With this subtext in mind...let's just say that the reaction was not pretty. "What the hell?..." I think was the common response of both kids to Maternal Grandpa's stealth CHRISTmas card.
- Christmas cards that look religion-neutral but have Christian stuff written in them are interpreted as being pushy and proselytizing in an especially creepy way.
- Both overtly and covertly religious cards, if sent by schmucks, are subject to particular scorn and ridicule. If you don't live it, then don't try to promote it.
- An alternative interpretation of a religious card sent by a family member to another family member known to be non-religious: They must have pulled this one out of the bottom of the drawer. If they really knew or cared about us, they'd know we wouldn't appreciate this.
Even though Fellow Traveler and I were not on the receiving end of this sentiment (we are not dumb enough to provoke our children to anger by sending them potentially objectionable holiday cards)...I for one still felt like I was taking one for the team listening to this excorciation of Christmas-card stupidity.

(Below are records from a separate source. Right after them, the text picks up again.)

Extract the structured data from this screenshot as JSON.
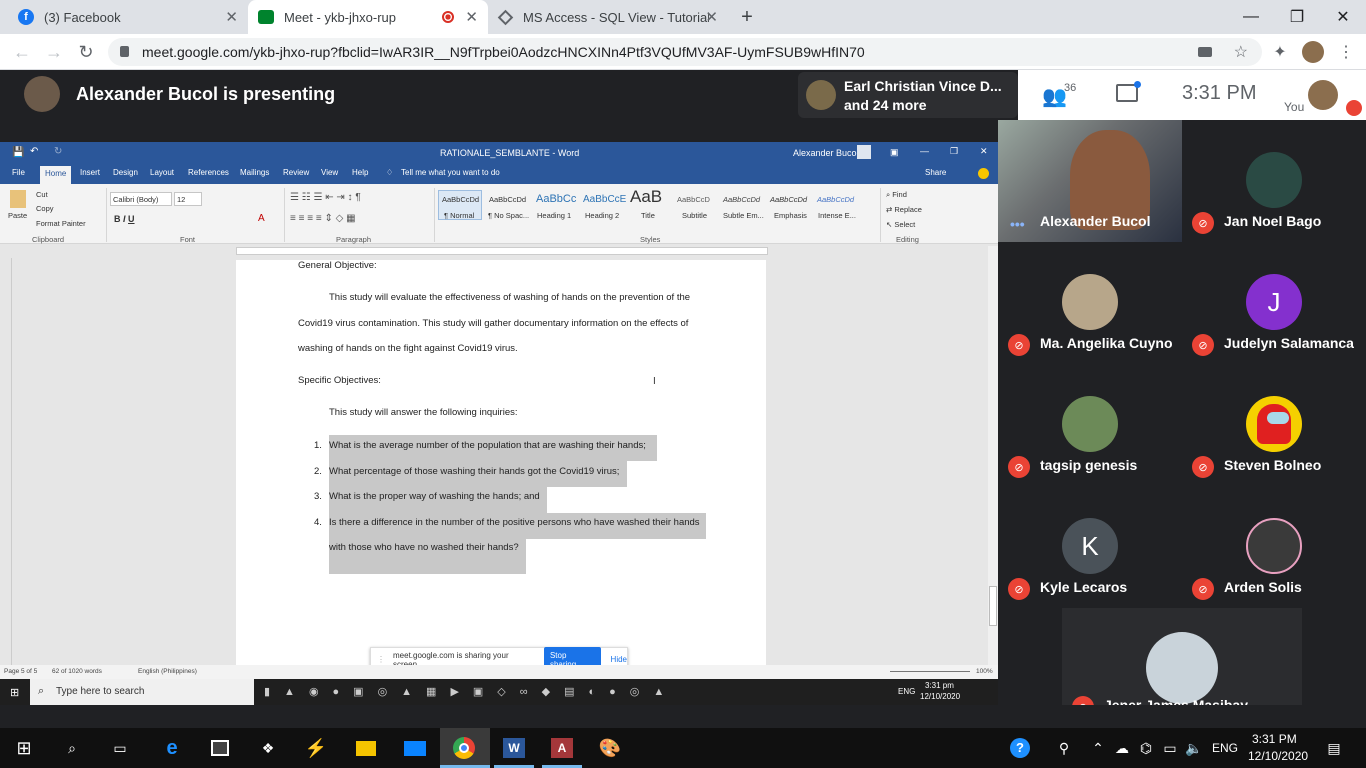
{
  "browser": {
    "tabs": [
      {
        "label": "(3) Facebook"
      },
      {
        "label": "Meet - ykb-jhxo-rup"
      },
      {
        "label": "MS Access - SQL View - Tutorials"
      }
    ],
    "url": "meet.google.com/ykb-jhxo-rup?fbclid=IwAR3IR__N9fTrpbei0AodzcHNCXINn4Ptf3VQUfMV3AF-UymFSUB9wHfIN70"
  },
  "meet": {
    "presenting": "Alexander Bucol is presenting",
    "others_line1": "Earl Christian Vince D...",
    "others_line2": "and 24 more",
    "participant_count": "36",
    "time": "3:31  PM",
    "you_label": "You",
    "participants": [
      {
        "name": "Alexander Bucol"
      },
      {
        "name": "Jan Noel Bago"
      },
      {
        "name": "Ma. Angelika Cuyno"
      },
      {
        "name": "Judelyn Salamanca",
        "initial": "J"
      },
      {
        "name": "tagsip genesis"
      },
      {
        "name": "Steven Bolneo"
      },
      {
        "name": "Kyle Lecaros",
        "initial": "K"
      },
      {
        "name": "Arden Solis"
      },
      {
        "name": "Jener James Masibay"
      }
    ]
  },
  "word": {
    "doc_title": "RATIONALE_SEMBLANTE  -  Word",
    "user": "Alexander Bucol",
    "tabs": [
      "File",
      "Home",
      "Insert",
      "Design",
      "Layout",
      "References",
      "Mailings",
      "Review",
      "View",
      "Help"
    ],
    "tell_me": "Tell me what you want to do",
    "share": "Share",
    "clipboard": {
      "paste": "Paste",
      "cut": "Cut",
      "copy": "Copy",
      "format_painter": "Format Painter",
      "group": "Clipboard"
    },
    "font": {
      "name": "Calibri (Body)",
      "size": "12",
      "group": "Font"
    },
    "paragraph_group": "Paragraph",
    "styles": [
      {
        "preview": "AaBbCcDd",
        "label": "¶ Normal"
      },
      {
        "preview": "AaBbCcDd",
        "label": "¶ No Spac..."
      },
      {
        "preview": "AaBbCc",
        "label": "Heading 1"
      },
      {
        "preview": "AaBbCcE",
        "label": "Heading 2"
      },
      {
        "preview": "AaB",
        "label": "Title"
      },
      {
        "preview": "AaBbCcD",
        "label": "Subtitle"
      },
      {
        "preview": "AaBbCcDd",
        "label": "Subtle Em..."
      },
      {
        "preview": "AaBbCcDd",
        "label": "Emphasis"
      },
      {
        "preview": "AaBbCcDd",
        "label": "Intense E..."
      }
    ],
    "styles_group": "Styles",
    "editing": {
      "find": "Find",
      "replace": "Replace",
      "select": "Select",
      "group": "Editing"
    },
    "document": {
      "general_heading": "General Objective:",
      "general_lines": [
        "This study will evaluate the effectiveness of washing of hands on the prevention of the",
        "Covid19 virus contamination.  This study will gather documentary information on the effects of",
        "washing of hands on the fight against Covid19 virus."
      ],
      "specific_heading": "Specific Objectives:",
      "intro": "This study will answer the following inquiries:",
      "items": [
        {
          "num": "1.",
          "text": "What is the average number of the population that are washing their hands;"
        },
        {
          "num": "2.",
          "text": "What percentage of those washing their hands got the Covid19 virus;"
        },
        {
          "num": "3.",
          "text": "What is the proper way of washing the hands; and"
        },
        {
          "num": "4.",
          "text": "Is there a difference in the number of the positive persons who have washed their hands"
        }
      ],
      "item4_cont": "with those who have no washed their hands?"
    },
    "status": {
      "page": "Page 5 of 5",
      "words": "62 of 1020 words",
      "lang": "English (Philippines)",
      "zoom": "100%"
    },
    "share_notice": "meet.google.com is sharing your screen.",
    "stop_sharing": "Stop sharing",
    "hide": "Hide",
    "inner_search": "Type here to search",
    "inner_time": "3:31 pm",
    "inner_date": "12/10/2020",
    "inner_lang": "ENG"
  },
  "taskbar": {
    "lang": "ENG",
    "time": "3:31 PM",
    "date": "12/10/2020"
  }
}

Why are Christians so pushy? Why do we think that some non-believer is going to have a metanoia moment reading a context-free Bible verse cut-and-pasted into a cheesy Christmas card? What are we proving, and to whom? Do we have a fantasy that God, working on the heavenly Excel spreadsheets, is saying, "Ah -- LutheranChik took a defensive stand in the War on Christmas by quoting the Gospel of Luke in her Christmas cards! Well done, good and faithful servant!"? Oh, please.
So Fellow Traveler and I will be, for the foreseeable future, maintaining our custom of multiple card designs for our multiplicity of friends, and hope that, for people who have issues with organized religion, what we do all year long says more about our faith than what Christmas card we send.